# Your objective
Reproduce each record exactly, leaving out no line.

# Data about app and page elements
★ ★ ★ ★ ★ ★ ★
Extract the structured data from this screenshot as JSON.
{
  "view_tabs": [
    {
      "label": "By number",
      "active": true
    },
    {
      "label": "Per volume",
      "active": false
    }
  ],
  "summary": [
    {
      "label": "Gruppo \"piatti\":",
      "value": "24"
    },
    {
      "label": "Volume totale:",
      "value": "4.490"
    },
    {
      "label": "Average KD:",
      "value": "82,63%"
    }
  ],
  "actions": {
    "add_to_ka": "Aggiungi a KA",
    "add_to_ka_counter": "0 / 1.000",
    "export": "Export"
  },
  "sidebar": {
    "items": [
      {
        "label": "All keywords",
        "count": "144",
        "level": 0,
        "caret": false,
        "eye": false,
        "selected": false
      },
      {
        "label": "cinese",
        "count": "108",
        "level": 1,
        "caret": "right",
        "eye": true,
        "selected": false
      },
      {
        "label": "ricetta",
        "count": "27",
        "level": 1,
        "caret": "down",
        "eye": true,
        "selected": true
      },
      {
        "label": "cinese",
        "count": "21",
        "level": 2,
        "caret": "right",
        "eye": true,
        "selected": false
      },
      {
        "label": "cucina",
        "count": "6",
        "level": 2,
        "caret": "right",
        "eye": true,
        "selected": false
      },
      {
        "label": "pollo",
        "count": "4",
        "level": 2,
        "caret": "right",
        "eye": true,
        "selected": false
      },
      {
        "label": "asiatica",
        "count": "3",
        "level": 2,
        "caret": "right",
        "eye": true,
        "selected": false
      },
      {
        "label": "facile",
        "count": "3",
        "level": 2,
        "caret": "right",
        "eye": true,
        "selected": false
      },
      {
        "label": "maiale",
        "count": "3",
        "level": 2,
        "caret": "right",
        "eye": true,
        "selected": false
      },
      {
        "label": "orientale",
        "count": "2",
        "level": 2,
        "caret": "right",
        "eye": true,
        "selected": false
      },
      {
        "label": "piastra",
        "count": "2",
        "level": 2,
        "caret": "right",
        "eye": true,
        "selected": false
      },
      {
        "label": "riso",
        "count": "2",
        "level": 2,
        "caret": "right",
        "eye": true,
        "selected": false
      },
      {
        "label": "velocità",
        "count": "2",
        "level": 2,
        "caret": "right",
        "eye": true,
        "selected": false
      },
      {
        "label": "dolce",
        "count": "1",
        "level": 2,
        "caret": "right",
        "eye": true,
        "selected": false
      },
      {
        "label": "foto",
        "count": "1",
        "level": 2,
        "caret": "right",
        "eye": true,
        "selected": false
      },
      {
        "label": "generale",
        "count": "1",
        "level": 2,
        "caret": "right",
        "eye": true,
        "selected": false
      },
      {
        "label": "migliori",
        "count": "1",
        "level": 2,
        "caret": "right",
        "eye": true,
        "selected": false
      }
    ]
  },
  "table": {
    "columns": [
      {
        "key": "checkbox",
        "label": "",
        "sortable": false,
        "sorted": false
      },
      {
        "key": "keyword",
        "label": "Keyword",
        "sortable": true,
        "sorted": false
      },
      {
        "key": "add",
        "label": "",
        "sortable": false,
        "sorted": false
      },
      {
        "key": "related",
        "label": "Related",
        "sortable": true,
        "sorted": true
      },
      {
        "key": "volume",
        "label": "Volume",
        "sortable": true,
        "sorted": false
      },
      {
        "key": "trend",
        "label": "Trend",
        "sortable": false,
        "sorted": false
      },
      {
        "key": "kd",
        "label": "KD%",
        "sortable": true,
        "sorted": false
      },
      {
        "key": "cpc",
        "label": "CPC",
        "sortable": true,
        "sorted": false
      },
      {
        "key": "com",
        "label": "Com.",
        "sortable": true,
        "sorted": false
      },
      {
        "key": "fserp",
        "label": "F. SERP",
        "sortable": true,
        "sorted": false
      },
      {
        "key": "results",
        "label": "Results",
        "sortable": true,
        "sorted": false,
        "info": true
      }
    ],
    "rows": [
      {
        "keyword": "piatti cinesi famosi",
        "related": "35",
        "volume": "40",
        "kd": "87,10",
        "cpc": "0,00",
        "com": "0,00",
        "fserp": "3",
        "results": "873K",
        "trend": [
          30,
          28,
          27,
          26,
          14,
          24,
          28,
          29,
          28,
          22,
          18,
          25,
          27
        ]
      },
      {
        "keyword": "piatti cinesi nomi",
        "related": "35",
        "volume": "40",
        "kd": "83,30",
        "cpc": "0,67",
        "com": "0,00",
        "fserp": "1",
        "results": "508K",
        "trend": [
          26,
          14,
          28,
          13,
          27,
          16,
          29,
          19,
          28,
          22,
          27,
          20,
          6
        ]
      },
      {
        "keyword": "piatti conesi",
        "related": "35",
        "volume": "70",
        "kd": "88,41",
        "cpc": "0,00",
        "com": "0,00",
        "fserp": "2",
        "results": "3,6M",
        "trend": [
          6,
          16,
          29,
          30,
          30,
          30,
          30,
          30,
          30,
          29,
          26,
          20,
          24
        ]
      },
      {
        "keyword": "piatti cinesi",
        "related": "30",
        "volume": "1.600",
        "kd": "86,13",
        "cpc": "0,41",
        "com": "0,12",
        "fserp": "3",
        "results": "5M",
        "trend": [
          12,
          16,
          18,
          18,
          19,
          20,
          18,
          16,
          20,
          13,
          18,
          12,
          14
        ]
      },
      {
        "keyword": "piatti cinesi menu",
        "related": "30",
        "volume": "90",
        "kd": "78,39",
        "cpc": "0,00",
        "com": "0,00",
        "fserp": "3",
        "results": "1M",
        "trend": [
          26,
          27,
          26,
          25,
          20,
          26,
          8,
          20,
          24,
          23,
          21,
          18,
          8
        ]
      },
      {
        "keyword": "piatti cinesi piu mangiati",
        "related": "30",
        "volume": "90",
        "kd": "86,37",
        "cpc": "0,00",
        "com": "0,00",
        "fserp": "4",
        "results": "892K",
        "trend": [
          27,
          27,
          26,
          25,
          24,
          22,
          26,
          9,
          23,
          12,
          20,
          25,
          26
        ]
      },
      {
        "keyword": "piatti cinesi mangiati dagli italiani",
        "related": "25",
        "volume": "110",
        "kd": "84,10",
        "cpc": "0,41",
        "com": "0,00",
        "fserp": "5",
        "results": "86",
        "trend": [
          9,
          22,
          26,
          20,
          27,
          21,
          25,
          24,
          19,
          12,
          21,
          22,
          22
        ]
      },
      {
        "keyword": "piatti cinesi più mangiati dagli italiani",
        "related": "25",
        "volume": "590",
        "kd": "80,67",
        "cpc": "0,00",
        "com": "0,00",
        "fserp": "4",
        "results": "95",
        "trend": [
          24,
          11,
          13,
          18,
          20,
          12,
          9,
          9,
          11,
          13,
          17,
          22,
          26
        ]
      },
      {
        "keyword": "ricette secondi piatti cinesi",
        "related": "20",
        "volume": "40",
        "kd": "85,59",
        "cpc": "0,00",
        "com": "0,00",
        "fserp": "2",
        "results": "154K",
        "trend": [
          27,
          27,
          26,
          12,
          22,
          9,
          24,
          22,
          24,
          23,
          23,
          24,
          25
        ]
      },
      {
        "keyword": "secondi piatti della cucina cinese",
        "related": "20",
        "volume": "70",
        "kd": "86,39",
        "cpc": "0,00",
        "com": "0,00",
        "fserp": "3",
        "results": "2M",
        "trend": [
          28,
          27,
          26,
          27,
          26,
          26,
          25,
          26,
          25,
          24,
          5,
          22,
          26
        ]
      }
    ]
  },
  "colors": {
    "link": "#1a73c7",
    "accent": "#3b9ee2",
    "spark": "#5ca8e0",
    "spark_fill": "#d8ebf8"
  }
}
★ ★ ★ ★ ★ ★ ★
# Expected answer
Extract the structured data from this screenshot as JSON.
{
  "view_tabs": [
    {
      "label": "By number",
      "active": true
    },
    {
      "label": "Per volume",
      "active": false
    }
  ],
  "summary": [
    {
      "label": "Gruppo \"piatti\":",
      "value": "24"
    },
    {
      "label": "Volume totale:",
      "value": "4.490"
    },
    {
      "label": "Average KD:",
      "value": "82,63%"
    }
  ],
  "actions": {
    "add_to_ka": "Aggiungi a KA",
    "add_to_ka_counter": "0 / 1.000",
    "export": "Export"
  },
  "sidebar": {
    "items": [
      {
        "label": "All keywords",
        "count": "144",
        "level": 0,
        "caret": false,
        "eye": false,
        "selected": false
      },
      {
        "label": "cinese",
        "count": "108",
        "level": 1,
        "caret": "right",
        "eye": true,
        "selected": false
      },
      {
        "label": "ricetta",
        "count": "27",
        "level": 1,
        "caret": "down",
        "eye": true,
        "selected": true
      },
      {
        "label": "cinese",
        "count": "21",
        "level": 2,
        "caret": "right",
        "eye": true,
        "selected": false
      },
      {
        "label": "cucina",
        "count": "6",
        "level": 2,
        "caret": "right",
        "eye": true,
        "selected": false
      },
      {
        "label": "pollo",
        "count": "4",
        "level": 2,
        "caret": "right",
        "eye": true,
        "selected": false
      },
      {
        "label": "asiatica",
        "count": "3",
        "level": 2,
        "caret": "right",
        "eye": true,
        "selected": false
      },
      {
        "label": "facile",
        "count": "3",
        "level": 2,
        "caret": "right",
        "eye": true,
        "selected": false
      },
      {
        "label": "maiale",
        "count": "3",
        "level": 2,
        "caret": "right",
        "eye": true,
        "selected": false
      },
      {
        "label": "orientale",
        "count": "2",
        "level": 2,
        "caret": "right",
        "eye": true,
        "selected": false
      },
      {
        "label": "piastra",
        "count": "2",
        "level": 2,
        "caret": "right",
        "eye": true,
        "selected": false
      },
      {
        "label": "riso",
        "count": "2",
        "level": 2,
        "caret": "right",
        "eye": true,
        "selected": false
      },
      {
        "label": "velocità",
        "count": "2",
        "level": 2,
        "caret": "right",
        "eye": true,
        "selected": false
      },
      {
        "label": "dolce",
        "count": "1",
        "level": 2,
        "caret": "right",
        "eye": true,
        "selected": false
      },
      {
        "label": "foto",
        "count": "1",
        "level": 2,
        "caret": "right",
        "eye": true,
        "selected": false
      },
      {
        "label": "generale",
        "count": "1",
        "level": 2,
        "caret": "right",
        "eye": true,
        "selected": false
      },
      {
        "label": "migliori",
        "count": "1",
        "level": 2,
        "caret": "right",
        "eye": true,
        "selected": false
      }
    ]
  },
  "table": {
    "columns": [
      {
        "key": "checkbox",
        "label": "",
        "sortable": false,
        "sorted": false
      },
      {
        "key": "keyword",
        "label": "Keyword",
        "sortable": true,
        "sorted": false
      },
      {
        "key": "add",
        "label": "",
        "sortable": false,
        "sorted": false
      },
      {
        "key": "related",
        "label": "Related",
        "sortable": true,
        "sorted": true
      },
      {
        "key": "volume",
        "label": "Volume",
        "sortable": true,
        "sorted": false
      },
      {
        "key": "trend",
        "label": "Trend",
        "sortable": false,
        "sorted": false
      },
      {
        "key": "kd",
        "label": "KD%",
        "sortable": true,
        "sorted": false
      },
      {
        "key": "cpc",
        "label": "CPC",
        "sortable": true,
        "sorted": false
      },
      {
        "key": "com",
        "label": "Com.",
        "sortable": true,
        "sorted": false
      },
      {
        "key": "fserp",
        "label": "F. SERP",
        "sortable": true,
        "sorted": false
      },
      {
        "key": "results",
        "label": "Results",
        "sortable": true,
        "sorted": false,
        "info": true
      }
    ],
    "rows": [
      {
        "keyword": "piatti cinesi famosi",
        "related": "35",
        "volume": "40",
        "kd": "87,10",
        "cpc": "0,00",
        "com": "0,00",
        "fserp": "3",
        "results": "873K",
        "trend": [
          30,
          28,
          27,
          26,
          14,
          24,
          28,
          29,
          28,
          22,
          18,
          25,
          27
        ]
      },
      {
        "keyword": "piatti cinesi nomi",
        "related": "35",
        "volume": "40",
        "kd": "83,30",
        "cpc": "0,67",
        "com": "0,00",
        "fserp": "1",
        "results": "508K",
        "trend": [
          26,
          14,
          28,
          13,
          27,
          16,
          29,
          19,
          28,
          22,
          27,
          20,
          6
        ]
      },
      {
        "keyword": "piatti conesi",
        "related": "35",
        "volume": "70",
        "kd": "88,41",
        "cpc": "0,00",
        "com": "0,00",
        "fserp": "2",
        "results": "3,6M",
        "trend": [
          6,
          16,
          29,
          30,
          30,
          30,
          30,
          30,
          30,
          29,
          26,
          20,
          24
        ]
      },
      {
        "keyword": "piatti cinesi",
        "related": "30",
        "volume": "1.600",
        "kd": "86,13",
        "cpc": "0,41",
        "com": "0,12",
        "fserp": "3",
        "results": "5M",
        "trend": [
          12,
          16,
          18,
          18,
          19,
          20,
          18,
          16,
          20,
          13,
          18,
          12,
          14
        ]
      },
      {
        "keyword": "piatti cinesi menu",
        "related": "30",
        "volume": "90",
        "kd": "78,39",
        "cpc": "0,00",
        "com": "0,00",
        "fserp": "3",
        "results": "1M",
        "trend": [
          26,
          27,
          26,
          25,
          20,
          26,
          8,
          20,
          24,
          23,
          21,
          18,
          8
        ]
      },
      {
        "keyword": "piatti cinesi piu mangiati",
        "related": "30",
        "volume": "90",
        "kd": "86,37",
        "cpc": "0,00",
        "com": "0,00",
        "fserp": "4",
        "results": "892K",
        "trend": [
          27,
          27,
          26,
          25,
          24,
          22,
          26,
          9,
          23,
          12,
          20,
          25,
          26
        ]
      },
      {
        "keyword": "piatti cinesi mangiati dagli italiani",
        "related": "25",
        "volume": "110",
        "kd": "84,10",
        "cpc": "0,41",
        "com": "0,00",
        "fserp": "5",
        "results": "86",
        "trend": [
          9,
          22,
          26,
          20,
          27,
          21,
          25,
          24,
          19,
          12,
          21,
          22,
          22
        ]
      },
      {
        "keyword": "piatti cinesi più mangiati dagli italiani",
        "related": "25",
        "volume": "590",
        "kd": "80,67",
        "cpc": "0,00",
        "com": "0,00",
        "fserp": "4",
        "results": "95",
        "trend": [
          24,
          11,
          13,
          18,
          20,
          12,
          9,
          9,
          11,
          13,
          17,
          22,
          26
        ]
      },
      {
        "keyword": "ricette secondi piatti cinesi",
        "related": "20",
        "volume": "40",
        "kd": "85,59",
        "cpc": "0,00",
        "com": "0,00",
        "fserp": "2",
        "results": "154K",
        "trend": [
          27,
          27,
          26,
          12,
          22,
          9,
          24,
          22,
          24,
          23,
          23,
          24,
          25
        ]
      },
      {
        "keyword": "secondi piatti della cucina cinese",
        "related": "20",
        "volume": "70",
        "kd": "86,39",
        "cpc": "0,00",
        "com": "0,00",
        "fserp": "3",
        "results": "2M",
        "trend": [
          28,
          27,
          26,
          27,
          26,
          26,
          25,
          26,
          25,
          24,
          5,
          22,
          26
        ]
      }
    ]
  },
  "colors": {
    "link": "#1a73c7",
    "accent": "#3b9ee2",
    "spark": "#5ca8e0",
    "spark_fill": "#d8ebf8"
  }
}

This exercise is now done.